> _Exercise objective_
A word-for-word repeat of the records below is what this calls for.

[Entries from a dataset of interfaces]
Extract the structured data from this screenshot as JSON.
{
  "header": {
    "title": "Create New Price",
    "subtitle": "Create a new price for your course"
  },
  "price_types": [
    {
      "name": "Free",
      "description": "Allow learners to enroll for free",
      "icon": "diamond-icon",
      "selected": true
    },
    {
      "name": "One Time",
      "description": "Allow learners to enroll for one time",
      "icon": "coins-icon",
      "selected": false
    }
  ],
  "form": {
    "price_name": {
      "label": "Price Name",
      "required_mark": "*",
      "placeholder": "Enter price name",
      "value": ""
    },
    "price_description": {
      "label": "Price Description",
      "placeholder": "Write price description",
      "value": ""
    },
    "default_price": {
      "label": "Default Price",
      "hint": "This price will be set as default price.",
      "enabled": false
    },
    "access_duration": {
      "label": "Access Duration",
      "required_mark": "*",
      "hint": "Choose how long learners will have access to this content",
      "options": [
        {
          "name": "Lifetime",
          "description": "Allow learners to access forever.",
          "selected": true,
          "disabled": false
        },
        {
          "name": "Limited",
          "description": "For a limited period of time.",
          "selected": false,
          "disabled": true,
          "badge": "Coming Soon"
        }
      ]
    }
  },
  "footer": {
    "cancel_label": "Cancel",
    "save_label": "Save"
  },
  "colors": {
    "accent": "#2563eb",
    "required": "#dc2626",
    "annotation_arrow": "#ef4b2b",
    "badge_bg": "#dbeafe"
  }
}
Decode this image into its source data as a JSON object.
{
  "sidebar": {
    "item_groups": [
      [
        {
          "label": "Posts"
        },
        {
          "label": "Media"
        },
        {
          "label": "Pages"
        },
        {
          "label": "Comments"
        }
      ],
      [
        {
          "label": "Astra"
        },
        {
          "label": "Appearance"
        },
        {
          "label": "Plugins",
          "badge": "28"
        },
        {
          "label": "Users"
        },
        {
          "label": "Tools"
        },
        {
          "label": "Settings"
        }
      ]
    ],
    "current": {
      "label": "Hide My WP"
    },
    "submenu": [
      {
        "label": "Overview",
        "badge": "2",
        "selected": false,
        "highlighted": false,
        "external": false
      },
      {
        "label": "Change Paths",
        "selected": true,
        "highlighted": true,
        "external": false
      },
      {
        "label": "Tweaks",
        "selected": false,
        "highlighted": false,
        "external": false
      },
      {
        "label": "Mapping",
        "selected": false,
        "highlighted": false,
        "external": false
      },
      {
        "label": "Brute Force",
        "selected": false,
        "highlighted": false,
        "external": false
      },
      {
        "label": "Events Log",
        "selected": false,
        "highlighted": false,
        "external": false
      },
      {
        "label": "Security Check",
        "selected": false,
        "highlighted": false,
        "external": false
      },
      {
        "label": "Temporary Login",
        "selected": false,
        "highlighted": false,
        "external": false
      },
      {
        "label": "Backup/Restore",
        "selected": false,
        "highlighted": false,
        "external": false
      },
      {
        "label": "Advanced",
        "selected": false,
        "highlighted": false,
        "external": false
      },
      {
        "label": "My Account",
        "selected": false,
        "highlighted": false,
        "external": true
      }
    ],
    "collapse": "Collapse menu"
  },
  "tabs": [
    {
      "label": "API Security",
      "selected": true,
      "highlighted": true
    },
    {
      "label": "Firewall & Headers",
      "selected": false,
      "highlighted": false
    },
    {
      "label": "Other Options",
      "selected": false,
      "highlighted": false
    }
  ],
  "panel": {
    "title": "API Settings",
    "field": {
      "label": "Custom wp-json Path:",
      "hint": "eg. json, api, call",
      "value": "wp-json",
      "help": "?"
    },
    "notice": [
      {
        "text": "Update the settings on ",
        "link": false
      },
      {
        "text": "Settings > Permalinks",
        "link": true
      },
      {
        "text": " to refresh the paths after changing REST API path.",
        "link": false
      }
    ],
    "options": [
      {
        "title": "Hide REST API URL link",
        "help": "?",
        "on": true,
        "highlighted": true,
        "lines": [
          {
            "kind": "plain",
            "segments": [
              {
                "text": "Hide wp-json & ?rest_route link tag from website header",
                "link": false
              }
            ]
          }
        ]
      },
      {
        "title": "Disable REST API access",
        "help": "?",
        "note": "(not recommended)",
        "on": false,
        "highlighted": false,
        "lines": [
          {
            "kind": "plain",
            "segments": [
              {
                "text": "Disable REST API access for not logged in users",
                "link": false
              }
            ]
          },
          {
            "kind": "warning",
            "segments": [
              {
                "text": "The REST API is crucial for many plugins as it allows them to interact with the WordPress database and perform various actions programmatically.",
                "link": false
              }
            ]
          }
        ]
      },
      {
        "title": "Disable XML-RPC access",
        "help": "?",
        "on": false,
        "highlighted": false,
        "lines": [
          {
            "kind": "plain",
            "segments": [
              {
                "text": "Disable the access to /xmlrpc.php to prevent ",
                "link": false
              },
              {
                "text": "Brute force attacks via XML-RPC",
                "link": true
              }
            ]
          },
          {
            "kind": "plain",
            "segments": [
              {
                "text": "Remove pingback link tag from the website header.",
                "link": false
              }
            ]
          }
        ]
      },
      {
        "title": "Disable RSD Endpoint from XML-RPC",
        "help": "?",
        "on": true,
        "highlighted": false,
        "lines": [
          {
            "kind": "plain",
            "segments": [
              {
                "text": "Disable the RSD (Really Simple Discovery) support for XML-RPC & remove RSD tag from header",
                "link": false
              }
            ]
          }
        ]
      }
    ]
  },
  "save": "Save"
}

> _Task answer_
Extract the structured data from this screenshot as JSON.
{
  "header": {
    "title": "Create New Price",
    "subtitle": "Create a new price for your course"
  },
  "price_types": [
    {
      "name": "Free",
      "description": "Allow learners to enroll for free",
      "icon": "diamond-icon",
      "selected": true
    },
    {
      "name": "One Time",
      "description": "Allow learners to enroll for one time",
      "icon": "coins-icon",
      "selected": false
    }
  ],
  "form": {
    "price_name": {
      "label": "Price Name",
      "required_mark": "*",
      "placeholder": "Enter price name",
      "value": ""
    },
    "price_description": {
      "label": "Price Description",
      "placeholder": "Write price description",
      "value": ""
    },
    "default_price": {
      "label": "Default Price",
      "hint": "This price will be set as default price.",
      "enabled": false
    },
    "access_duration": {
      "label": "Access Duration",
      "required_mark": "*",
      "hint": "Choose how long learners will have access to this content",
      "options": [
        {
          "name": "Lifetime",
          "description": "Allow learners to access forever.",
          "selected": true,
          "disabled": false
        },
        {
          "name": "Limited",
          "description": "For a limited period of time.",
          "selected": false,
          "disabled": true,
          "badge": "Coming Soon"
        }
      ]
    }
  },
  "footer": {
    "cancel_label": "Cancel",
    "save_label": "Save"
  },
  "colors": {
    "accent": "#2563eb",
    "required": "#dc2626",
    "annotation_arrow": "#ef4b2b",
    "badge_bg": "#dbeafe"
  }
}
Decode this image into its source data as a JSON object.
{
  "sidebar": {
    "item_groups": [
      [
        {
          "label": "Posts"
        },
        {
          "label": "Media"
        },
        {
          "label": "Pages"
        },
        {
          "label": "Comments"
        }
      ],
      [
        {
          "label": "Astra"
        },
        {
          "label": "Appearance"
        },
        {
          "label": "Plugins",
          "badge": "28"
        },
        {
          "label": "Users"
        },
        {
          "label": "Tools"
        },
        {
          "label": "Settings"
        }
      ]
    ],
    "current": {
      "label": "Hide My WP"
    },
    "submenu": [
      {
        "label": "Overview",
        "badge": "2",
        "selected": false,
        "highlighted": false,
        "external": false
      },
      {
        "label": "Change Paths",
        "selected": true,
        "highlighted": true,
        "external": false
      },
      {
        "label": "Tweaks",
        "selected": false,
        "highlighted": false,
        "external": false
      },
      {
        "label": "Mapping",
        "selected": false,
        "highlighted": false,
        "external": false
      },
      {
        "label": "Brute Force",
        "selected": false,
        "highlighted": false,
        "external": false
      },
      {
        "label": "Events Log",
        "selected": false,
        "highlighted": false,
        "external": false
      },
      {
        "label": "Security Check",
        "selected": false,
        "highlighted": false,
        "external": false
      },
      {
        "label": "Temporary Login",
        "selected": false,
        "highlighted": false,
        "external": false
      },
      {
        "label": "Backup/Restore",
        "selected": false,
        "highlighted": false,
        "external": false
      },
      {
        "label": "Advanced",
        "selected": false,
        "highlighted": false,
        "external": false
      },
      {
        "label": "My Account",
        "selected": false,
        "highlighted": false,
        "external": true
      }
    ],
    "collapse": "Collapse menu"
  },
  "tabs": [
    {
      "label": "API Security",
      "selected": true,
      "highlighted": true
    },
    {
      "label": "Firewall & Headers",
      "selected": false,
      "highlighted": false
    },
    {
      "label": "Other Options",
      "selected": false,
      "highlighted": false
    }
  ],
  "panel": {
    "title": "API Settings",
    "field": {
      "label": "Custom wp-json Path:",
      "hint": "eg. json, api, call",
      "value": "wp-json",
      "help": "?"
    },
    "notice": [
      {
        "text": "Update the settings on ",
        "link": false
      },
      {
        "text": "Settings > Permalinks",
        "link": true
      },
      {
        "text": " to refresh the paths after changing REST API path.",
        "link": false
      }
    ],
    "options": [
      {
        "title": "Hide REST API URL link",
        "help": "?",
        "on": true,
        "highlighted": true,
        "lines": [
          {
            "kind": "plain",
            "segments": [
              {
                "text": "Hide wp-json & ?rest_route link tag from website header",
                "link": false
              }
            ]
          }
        ]
      },
      {
        "title": "Disable REST API access",
        "help": "?",
        "note": "(not recommended)",
        "on": false,
        "highlighted": false,
        "lines": [
          {
            "kind": "plain",
            "segments": [
              {
                "text": "Disable REST API access for not logged in users",
                "link": false
              }
            ]
          },
          {
            "kind": "warning",
            "segments": [
              {
                "text": "The REST API is crucial for many plugins as it allows them to interact with the WordPress database and perform various actions programmatically.",
                "link": false
              }
            ]
          }
        ]
      },
      {
        "title": "Disable XML-RPC access",
        "help": "?",
        "on": false,
        "highlighted": false,
        "lines": [
          {
            "kind": "plain",
            "segments": [
              {
                "text": "Disable the access to /xmlrpc.php to prevent ",
                "link": false
              },
              {
                "text": "Brute force attacks via XML-RPC",
                "link": true
              }
            ]
          },
          {
            "kind": "plain",
            "segments": [
              {
                "text": "Remove pingback link tag from the website header.",
                "link": false
              }
            ]
          }
        ]
      },
      {
        "title": "Disable RSD Endpoint from XML-RPC",
        "help": "?",
        "on": true,
        "highlighted": false,
        "lines": [
          {
            "kind": "plain",
            "segments": [
              {
                "text": "Disable the RSD (Really Simple Discovery) support for XML-RPC & remove RSD tag from header",
                "link": false
              }
            ]
          }
        ]
      }
    ]
  },
  "save": "Save"
}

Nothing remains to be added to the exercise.